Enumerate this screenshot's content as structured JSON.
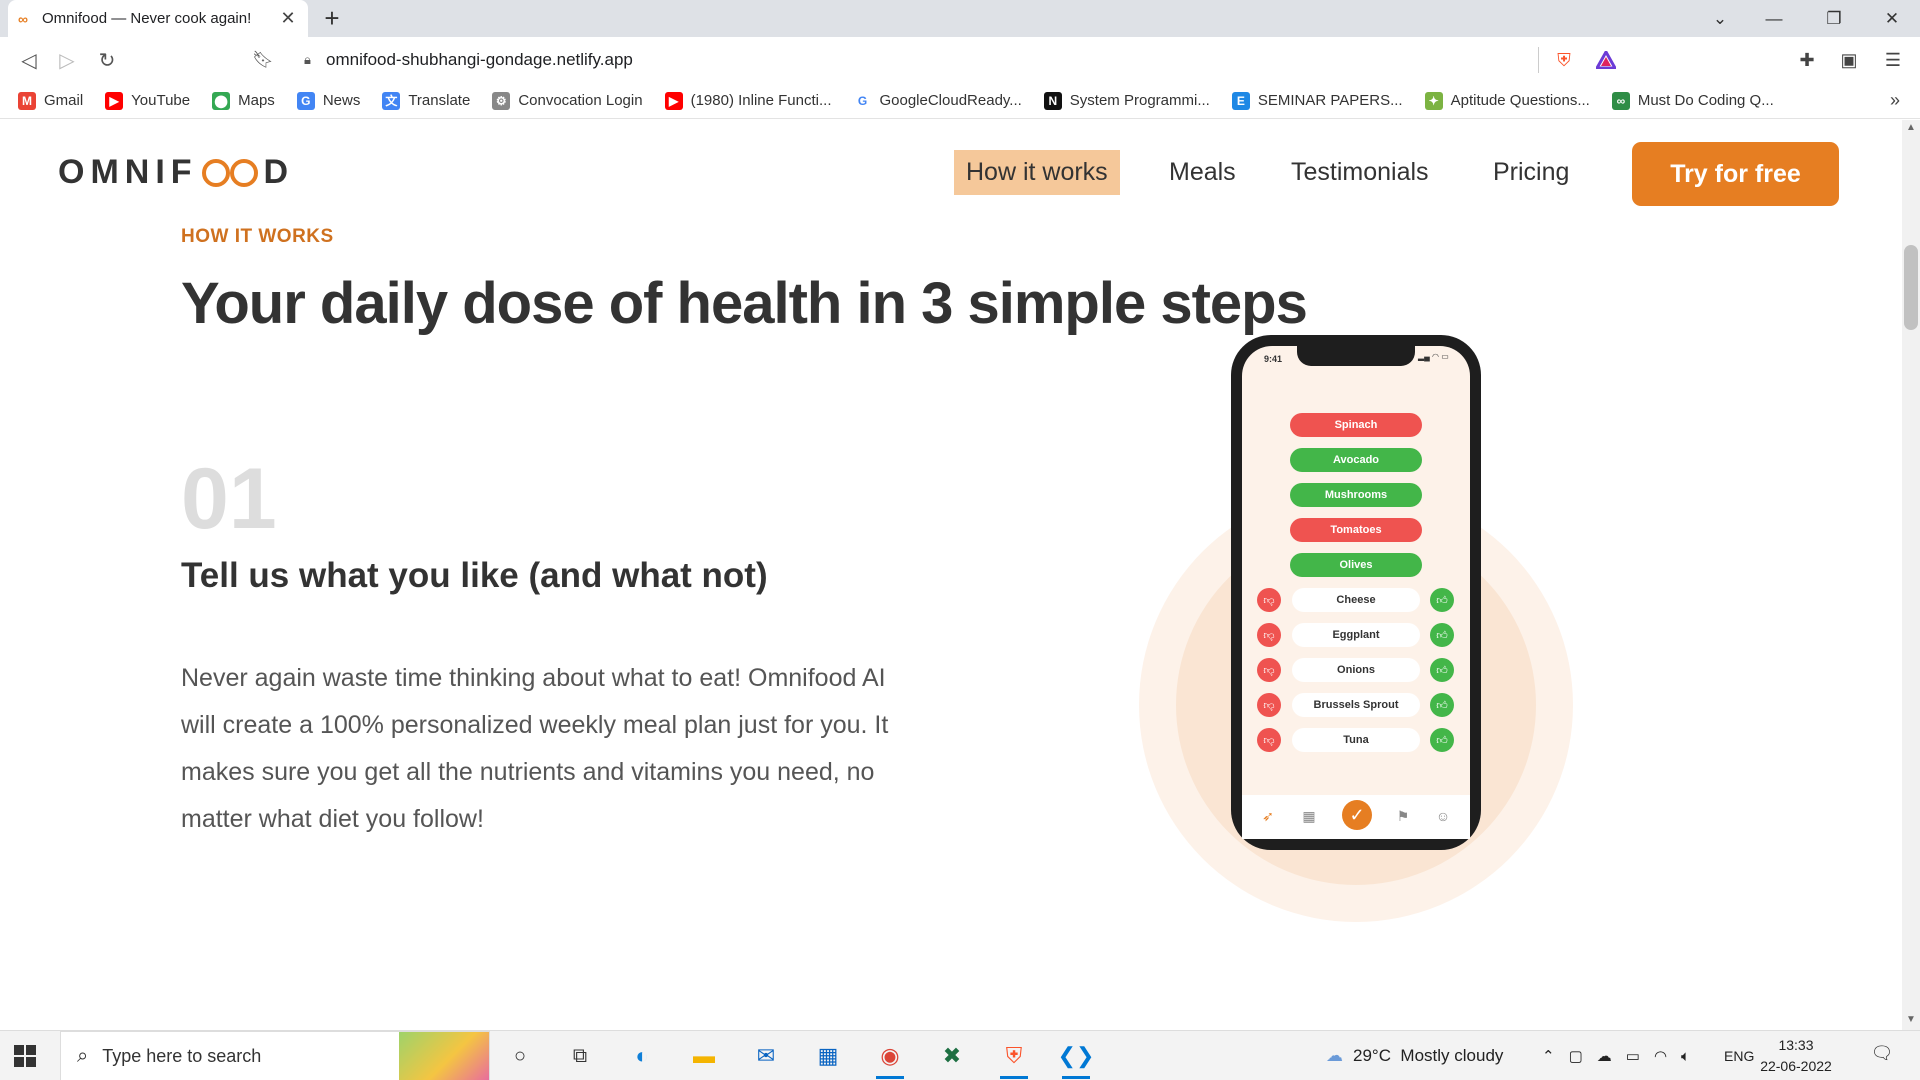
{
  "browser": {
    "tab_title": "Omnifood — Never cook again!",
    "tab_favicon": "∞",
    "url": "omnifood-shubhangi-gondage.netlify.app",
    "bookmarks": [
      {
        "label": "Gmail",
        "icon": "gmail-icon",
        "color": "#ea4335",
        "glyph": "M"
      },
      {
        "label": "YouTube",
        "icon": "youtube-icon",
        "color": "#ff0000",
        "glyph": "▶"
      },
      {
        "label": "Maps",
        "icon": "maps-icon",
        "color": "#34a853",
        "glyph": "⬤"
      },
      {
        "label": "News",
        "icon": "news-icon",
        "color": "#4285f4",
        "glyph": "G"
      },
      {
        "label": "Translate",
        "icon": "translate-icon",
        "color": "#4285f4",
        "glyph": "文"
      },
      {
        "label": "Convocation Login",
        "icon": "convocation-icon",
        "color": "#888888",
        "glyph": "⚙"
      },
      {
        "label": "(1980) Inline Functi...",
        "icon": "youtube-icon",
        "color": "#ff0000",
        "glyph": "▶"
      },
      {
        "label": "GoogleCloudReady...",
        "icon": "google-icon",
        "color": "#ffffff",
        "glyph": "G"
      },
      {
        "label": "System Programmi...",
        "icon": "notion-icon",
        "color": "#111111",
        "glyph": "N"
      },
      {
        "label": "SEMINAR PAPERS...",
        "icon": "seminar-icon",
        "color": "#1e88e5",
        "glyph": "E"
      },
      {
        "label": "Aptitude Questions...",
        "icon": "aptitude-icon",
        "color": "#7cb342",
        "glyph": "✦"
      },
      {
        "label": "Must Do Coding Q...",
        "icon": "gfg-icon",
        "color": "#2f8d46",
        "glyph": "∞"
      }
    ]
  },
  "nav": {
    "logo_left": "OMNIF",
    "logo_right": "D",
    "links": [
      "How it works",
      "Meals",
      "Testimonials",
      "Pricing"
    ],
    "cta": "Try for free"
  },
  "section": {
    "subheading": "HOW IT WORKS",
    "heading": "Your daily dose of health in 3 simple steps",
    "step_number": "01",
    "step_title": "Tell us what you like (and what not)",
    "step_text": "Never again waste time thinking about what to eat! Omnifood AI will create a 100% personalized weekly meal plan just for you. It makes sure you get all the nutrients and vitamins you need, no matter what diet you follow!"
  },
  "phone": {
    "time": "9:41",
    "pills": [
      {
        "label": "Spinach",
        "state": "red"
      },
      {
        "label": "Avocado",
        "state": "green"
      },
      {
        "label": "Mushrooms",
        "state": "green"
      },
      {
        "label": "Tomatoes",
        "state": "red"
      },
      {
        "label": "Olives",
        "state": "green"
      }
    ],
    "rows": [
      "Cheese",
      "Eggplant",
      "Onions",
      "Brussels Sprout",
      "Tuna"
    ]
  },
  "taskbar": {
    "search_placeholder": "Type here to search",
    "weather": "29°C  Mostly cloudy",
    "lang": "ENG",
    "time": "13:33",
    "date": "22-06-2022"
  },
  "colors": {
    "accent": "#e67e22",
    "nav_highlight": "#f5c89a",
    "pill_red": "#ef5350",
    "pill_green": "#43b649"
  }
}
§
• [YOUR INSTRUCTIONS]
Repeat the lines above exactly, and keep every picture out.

• [EXERCISE OUTPUT]
Enumerate this screenshot's content as structured JSON.
{
  "browser": {
    "tab_title": "Omnifood — Never cook again!",
    "tab_favicon": "∞",
    "url": "omnifood-shubhangi-gondage.netlify.app",
    "bookmarks": [
      {
        "label": "Gmail",
        "icon": "gmail-icon",
        "color": "#ea4335",
        "glyph": "M"
      },
      {
        "label": "YouTube",
        "icon": "youtube-icon",
        "color": "#ff0000",
        "glyph": "▶"
      },
      {
        "label": "Maps",
        "icon": "maps-icon",
        "color": "#34a853",
        "glyph": "⬤"
      },
      {
        "label": "News",
        "icon": "news-icon",
        "color": "#4285f4",
        "glyph": "G"
      },
      {
        "label": "Translate",
        "icon": "translate-icon",
        "color": "#4285f4",
        "glyph": "文"
      },
      {
        "label": "Convocation Login",
        "icon": "convocation-icon",
        "color": "#888888",
        "glyph": "⚙"
      },
      {
        "label": "(1980) Inline Functi...",
        "icon": "youtube-icon",
        "color": "#ff0000",
        "glyph": "▶"
      },
      {
        "label": "GoogleCloudReady...",
        "icon": "google-icon",
        "color": "#ffffff",
        "glyph": "G"
      },
      {
        "label": "System Programmi...",
        "icon": "notion-icon",
        "color": "#111111",
        "glyph": "N"
      },
      {
        "label": "SEMINAR PAPERS...",
        "icon": "seminar-icon",
        "color": "#1e88e5",
        "glyph": "E"
      },
      {
        "label": "Aptitude Questions...",
        "icon": "aptitude-icon",
        "color": "#7cb342",
        "glyph": "✦"
      },
      {
        "label": "Must Do Coding Q...",
        "icon": "gfg-icon",
        "color": "#2f8d46",
        "glyph": "∞"
      }
    ]
  },
  "nav": {
    "logo_left": "OMNIF",
    "logo_right": "D",
    "links": [
      "How it works",
      "Meals",
      "Testimonials",
      "Pricing"
    ],
    "cta": "Try for free"
  },
  "section": {
    "subheading": "HOW IT WORKS",
    "heading": "Your daily dose of health in 3 simple steps",
    "step_number": "01",
    "step_title": "Tell us what you like (and what not)",
    "step_text": "Never again waste time thinking about what to eat! Omnifood AI will create a 100% personalized weekly meal plan just for you. It makes sure you get all the nutrients and vitamins you need, no matter what diet you follow!"
  },
  "phone": {
    "time": "9:41",
    "pills": [
      {
        "label": "Spinach",
        "state": "red"
      },
      {
        "label": "Avocado",
        "state": "green"
      },
      {
        "label": "Mushrooms",
        "state": "green"
      },
      {
        "label": "Tomatoes",
        "state": "red"
      },
      {
        "label": "Olives",
        "state": "green"
      }
    ],
    "rows": [
      "Cheese",
      "Eggplant",
      "Onions",
      "Brussels Sprout",
      "Tuna"
    ]
  },
  "taskbar": {
    "search_placeholder": "Type here to search",
    "weather": "29°C  Mostly cloudy",
    "lang": "ENG",
    "time": "13:33",
    "date": "22-06-2022"
  },
  "colors": {
    "accent": "#e67e22",
    "nav_highlight": "#f5c89a",
    "pill_red": "#ef5350",
    "pill_green": "#43b649"
  }
}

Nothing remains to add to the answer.